One of the most inspiring people we meet is Albie Sachs, now a judge, a white former civil rights activist, long imprisoned by the regime, who lost his arm in a car bomb explosion in 1988. We see his charred, shredded body rolling in the street. But he has never lusted for revenge. He likes to say he “95 percent survived.”

“To do to someone else what they did to me,” he says, “that’s not going to make my arm grow.”

The year apartheid died, I traveled for several weeks in South Africa, in Zululand, Johannesburg, Pretoria and Capetown. It is surely one of the most beautiful countries in the world, and its people are among the most inspiring for their ability to survive a political and economic system that has ground them down for generations.

But, though more people now have electricity and clean water, according to Moyers’ report and to other reports, the shantytowns and much of the misery they represent remain. As the new nation prepares for its second post-apartheid election in May, the biggest problems are one of the world’s highest crime rates and unemployment. The 13 percent white minority still controls 90 percent of the capital, 95 percent of industry and most of the land.

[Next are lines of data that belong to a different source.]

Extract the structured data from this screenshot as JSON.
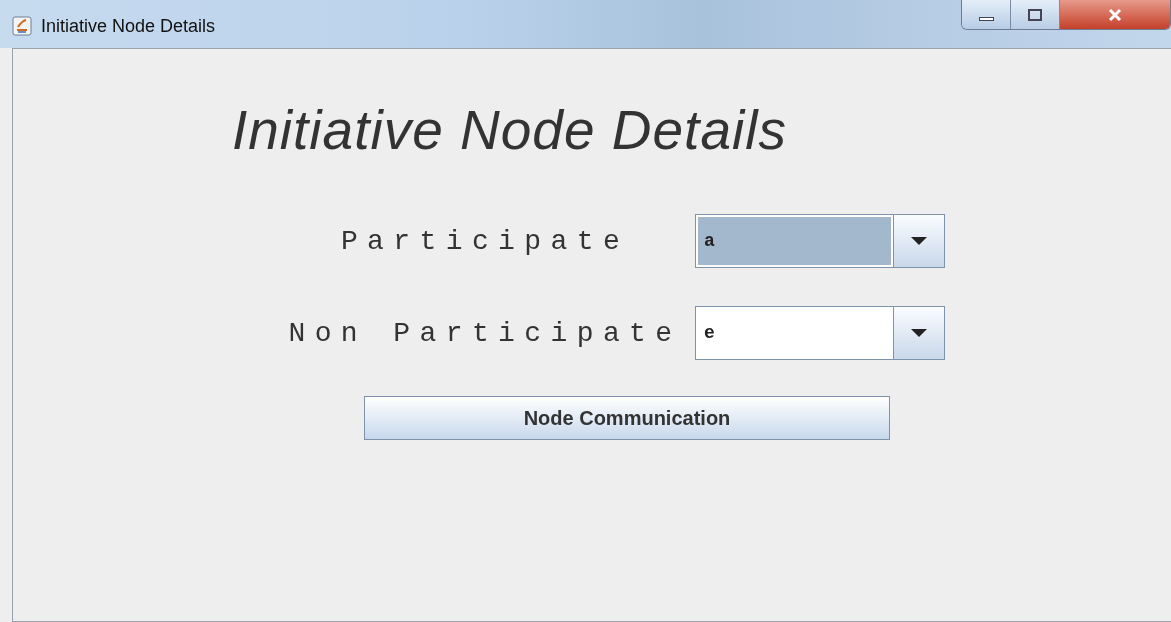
{
  "window": {
    "title": "Initiative Node Details"
  },
  "heading": "Initiative Node Details",
  "fields": [
    {
      "label": "Participate",
      "value": "a",
      "focused": true
    },
    {
      "label": "Non Participate",
      "value": "e",
      "focused": false
    }
  ],
  "button": "Node Communication"
}
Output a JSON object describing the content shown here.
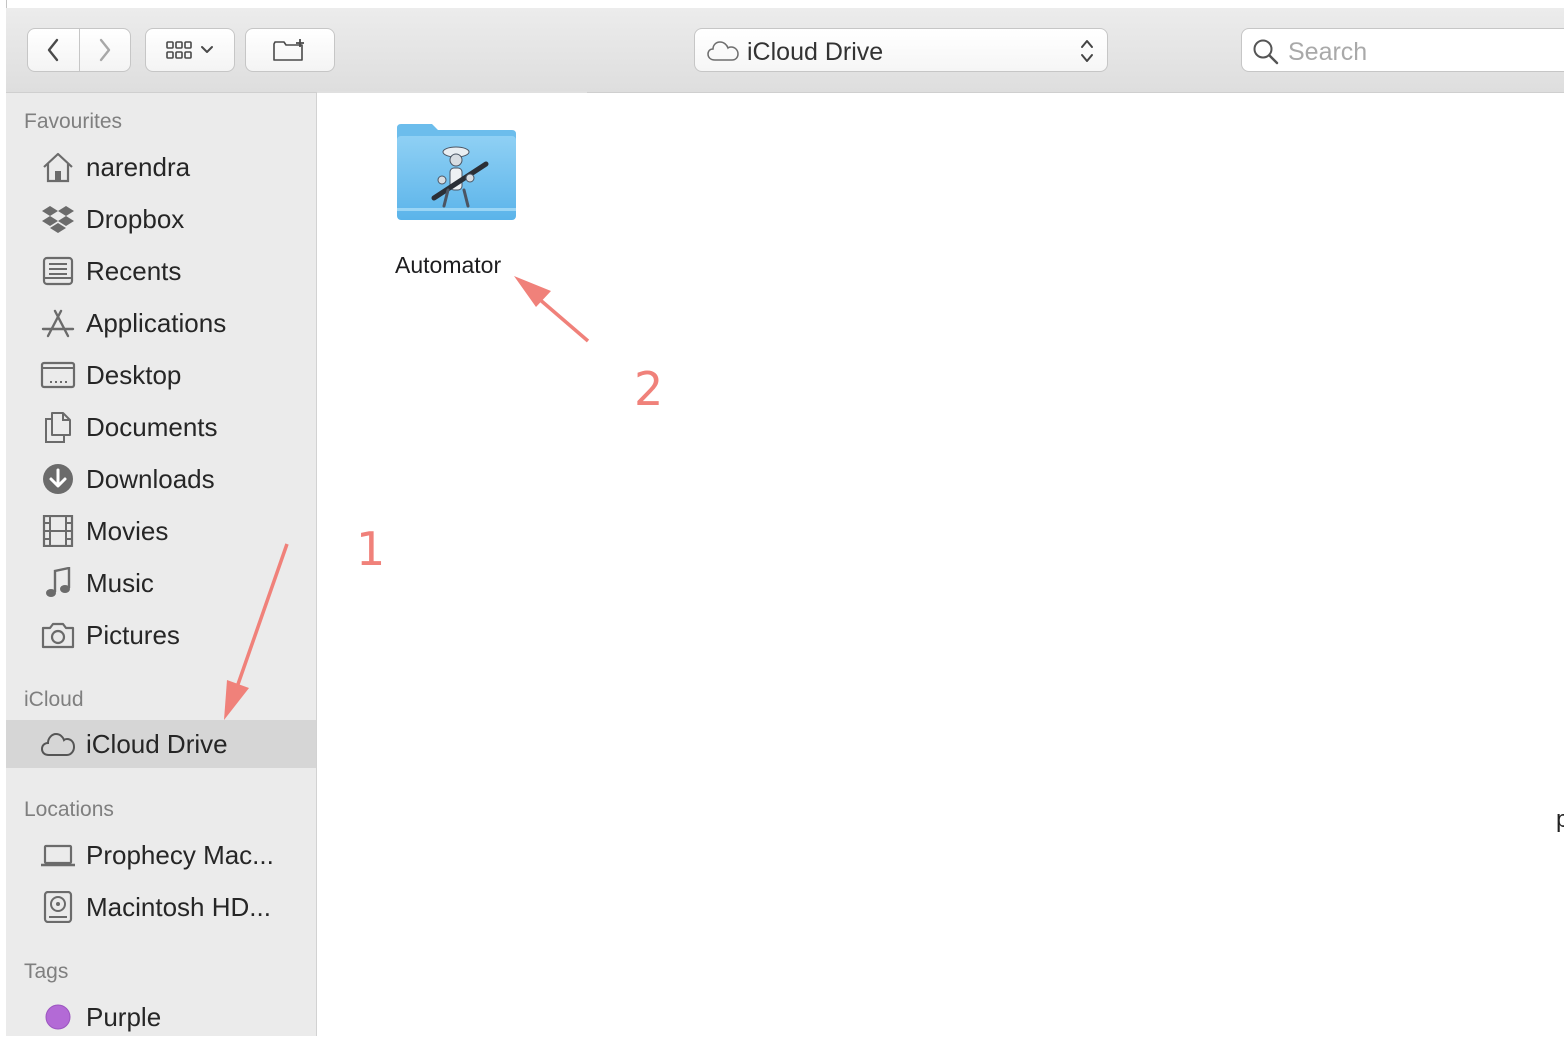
{
  "toolbar": {
    "location": "iCloud Drive",
    "search_placeholder": "Search"
  },
  "sidebar": {
    "sections": [
      {
        "heading": "Favourites"
      },
      {
        "heading": "iCloud"
      },
      {
        "heading": "Locations"
      },
      {
        "heading": "Tags"
      }
    ],
    "favourites": [
      {
        "label": "narendra",
        "icon": "home-icon"
      },
      {
        "label": "Dropbox",
        "icon": "dropbox-icon"
      },
      {
        "label": "Recents",
        "icon": "recents-icon"
      },
      {
        "label": "Applications",
        "icon": "applications-icon"
      },
      {
        "label": "Desktop",
        "icon": "desktop-icon"
      },
      {
        "label": "Documents",
        "icon": "documents-icon"
      },
      {
        "label": "Downloads",
        "icon": "downloads-icon"
      },
      {
        "label": "Movies",
        "icon": "movies-icon"
      },
      {
        "label": "Music",
        "icon": "music-icon"
      },
      {
        "label": "Pictures",
        "icon": "pictures-icon"
      }
    ],
    "icloud": [
      {
        "label": "iCloud Drive",
        "icon": "cloud-icon",
        "selected": true
      }
    ],
    "locations": [
      {
        "label": "Prophecy Mac...",
        "icon": "laptop-icon"
      },
      {
        "label": "Macintosh HD...",
        "icon": "hard-disk-icon"
      }
    ],
    "tags": [
      {
        "label": "Purple",
        "color": "#b36ad6"
      }
    ]
  },
  "content": {
    "items": [
      {
        "name": "Automator",
        "icon": "automator-folder-icon"
      }
    ]
  },
  "annotations": [
    {
      "label": "1",
      "color": "#f0817a"
    },
    {
      "label": "2",
      "color": "#f0817a"
    }
  ],
  "edge_fragment": "p"
}
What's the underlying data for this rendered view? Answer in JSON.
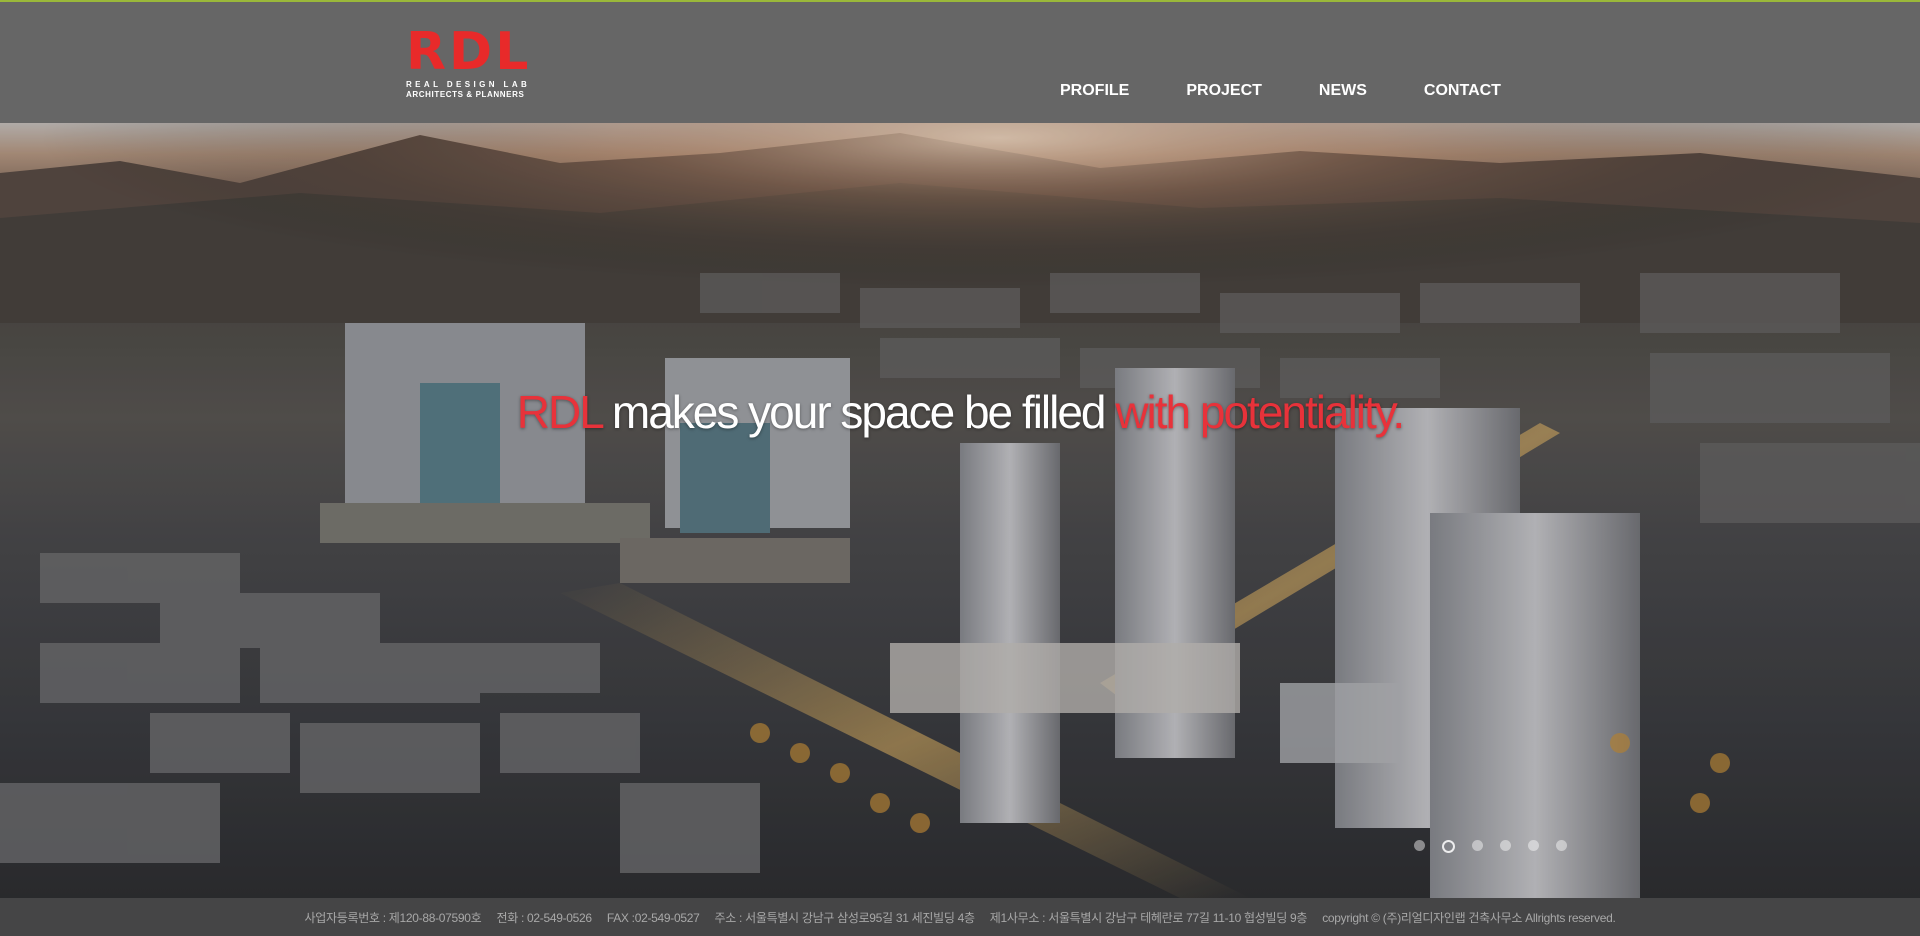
{
  "logo": {
    "mark": "RDL",
    "line1": "REAL DESIGN LAB",
    "line2": "ARCHITECTS & PLANNERS"
  },
  "nav": {
    "items": [
      {
        "label": "PROFILE"
      },
      {
        "label": "PROJECT"
      },
      {
        "label": "NEWS"
      },
      {
        "label": "CONTACT"
      }
    ]
  },
  "hero": {
    "tagline_brand": "RDL",
    "tagline_main": "makes your space be filled",
    "tagline_accent": "with potentiality.",
    "slide_count": 6,
    "active_slide": 1
  },
  "footer": {
    "reg": "사업자등록번호 : 제120-88-07590호",
    "phone": "전화 : 02-549-0526",
    "fax": "FAX :02-549-0527",
    "address": "주소 : 서울특별시 강남구 삼성로95길 31 세진빌딩 4층",
    "office2": "제1사무소 : 서울특별시 강남구 테헤란로 77길 11-10 협성빌딩 9층",
    "copyright": "copyright © (주)리얼디자인랩 건축사무소 Allrights reserved."
  },
  "colors": {
    "brand_red": "#e82a2a",
    "header_bg": "#666666",
    "accent_line": "#9ab83a"
  }
}
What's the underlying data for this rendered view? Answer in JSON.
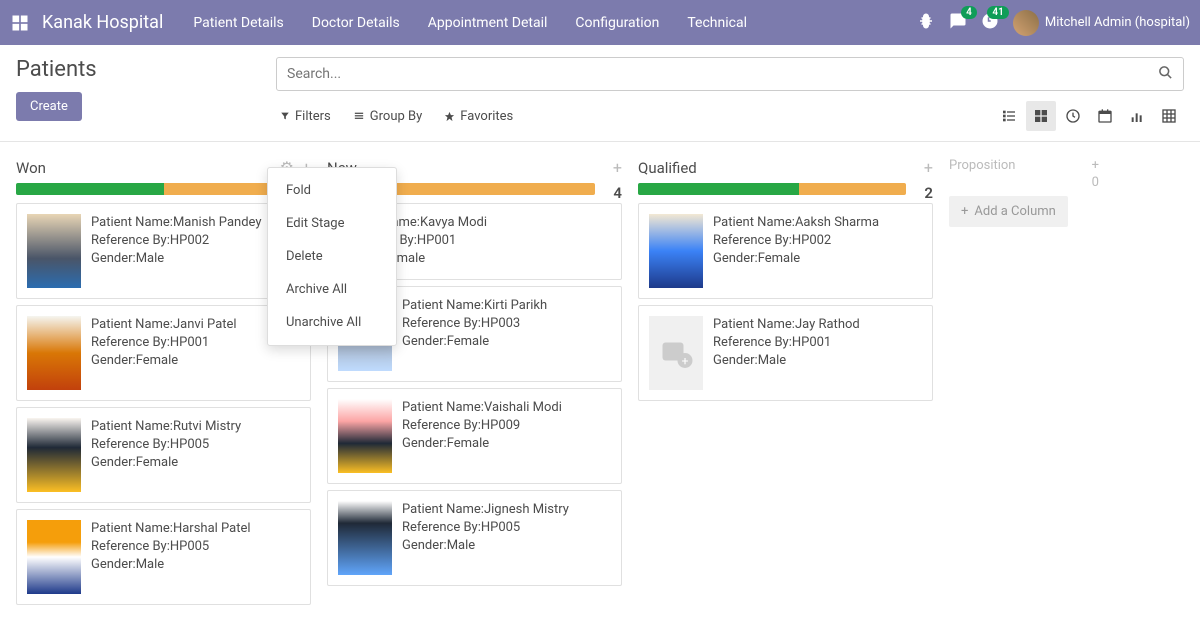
{
  "nav": {
    "brand": "Kanak Hospital",
    "items": [
      "Patient Details",
      "Doctor Details",
      "Appointment Detail",
      "Configuration",
      "Technical"
    ],
    "chat_count": "4",
    "activity_count": "41",
    "user": "Mitchell Admin (hospital)"
  },
  "page": {
    "title": "Patients",
    "create": "Create",
    "search_placeholder": "Search...",
    "filters": "Filters",
    "groupby": "Group By",
    "favorites": "Favorites"
  },
  "popup": {
    "fold": "Fold",
    "edit": "Edit Stage",
    "delete": "Delete",
    "archive": "Archive All",
    "unarchive": "Unarchive All"
  },
  "addcol": {
    "label": "Add a Column",
    "prop": "Proposition",
    "zero": "0"
  },
  "cols": [
    {
      "title": "Won",
      "green": 50,
      "orange": 50,
      "count": "",
      "cards": [
        {
          "name": "Manish Pandey",
          "ref": "HP002",
          "gender": "Male",
          "t": "t1"
        },
        {
          "name": "Janvi Patel",
          "ref": "HP001",
          "gender": "Female",
          "t": "t2"
        },
        {
          "name": "Rutvi Mistry",
          "ref": "HP005",
          "gender": "Female",
          "t": "t3"
        },
        {
          "name": "Harshal Patel",
          "ref": "HP005",
          "gender": "Male",
          "t": "t4"
        }
      ]
    },
    {
      "title": "New",
      "green": 25,
      "orange": 75,
      "count": "4",
      "cards": [
        {
          "name": "Kavya Modi",
          "ref": "HP001",
          "gender": "Female",
          "t": ""
        },
        {
          "name": "Kirti Parikh",
          "ref": "HP003",
          "gender": "Female",
          "t": "t5"
        },
        {
          "name": "Vaishali Modi",
          "ref": "HP009",
          "gender": "Female",
          "t": "t6"
        },
        {
          "name": "Jignesh Mistry",
          "ref": "HP005",
          "gender": "Male",
          "t": "t7"
        }
      ]
    },
    {
      "title": "Qualified",
      "green": 60,
      "orange": 40,
      "count": "2",
      "cards": [
        {
          "name": "Aaksh Sharma",
          "ref": "HP002",
          "gender": "Female",
          "t": "t8"
        },
        {
          "name": "Jay Rathod",
          "ref": "HP001",
          "gender": "Male",
          "t": "ph"
        }
      ]
    }
  ],
  "labels": {
    "pn": "Patient Name:",
    "rb": "Reference By:",
    "g": "Gender:"
  }
}
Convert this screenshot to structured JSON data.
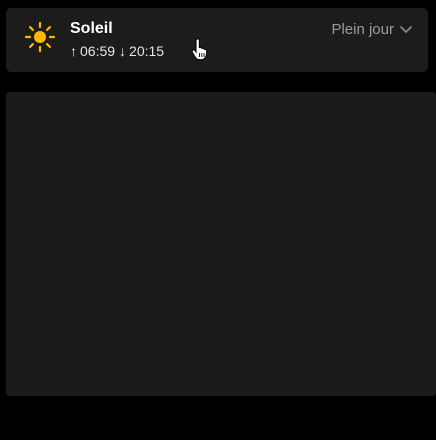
{
  "sun_widget": {
    "icon": "sun-icon",
    "title": "Soleil",
    "sunrise_arrow": "↑",
    "sunrise": "06:59",
    "sunset_arrow": "↓",
    "sunset": "20:15",
    "mode": "Plein jour",
    "mode_icon": "chevron-down-icon"
  },
  "colors": {
    "sun": "#FFB800",
    "card_bg": "#1c1c1c",
    "page_bg": "#000000"
  }
}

Moyers interviews elite white university students who are not anxious to take responsibility for the crimes of their ancestors -- which they “didn’t know about.” This affirmative action stuff, they say, is going too far.

Epilogue. On Feb. 18, in the small West African village of Hollande Bouru, Guinea, 1,500 relatives and friends came together to lower Amadou Diallo, in a plain wood coffin, which had just brought his body from the United States, into his native earth. Diallo had never lived here, but his family had founded this prosperous little village of thatched and concrete huts. So this was in death where he belonged.

Two weeks before, this mild-mannered, pious Muslim Bronx street vendor had been shot down in his own doorway -- literally pinned to the wall by a hail of 41 bullets pouring from the guns of four policemen who blasted away at this harmless, unarmed young man for reasons we do not yet know. Two years before he had come to America to get an education; but lacking a high school transcript and a work permit, he lived on $20 a day earned from selling socks and videos on the street. Like the South African women at the graves of their murdered sons, his mother, led to his Bronx, brick doorway, collapsed in grief, crying out his name.

What all this means to Africans in the United States depends on whom you ask. His mother told the Times, “Amadou was from Guinea, but now Amadou is from the whole world because the whole world is sympathizing with us.” But a fellow immigrant had said a few days before, “I think I might have to go back to Africa. If I stay here, I might be killed.”

Jesuit Fr. Raymond A. Schroth, Fordham’s assistant dean, is working on a history of Fordham University. He writes regularly for NCR on media and culture.

National Catholic Reporter, March 19, 1999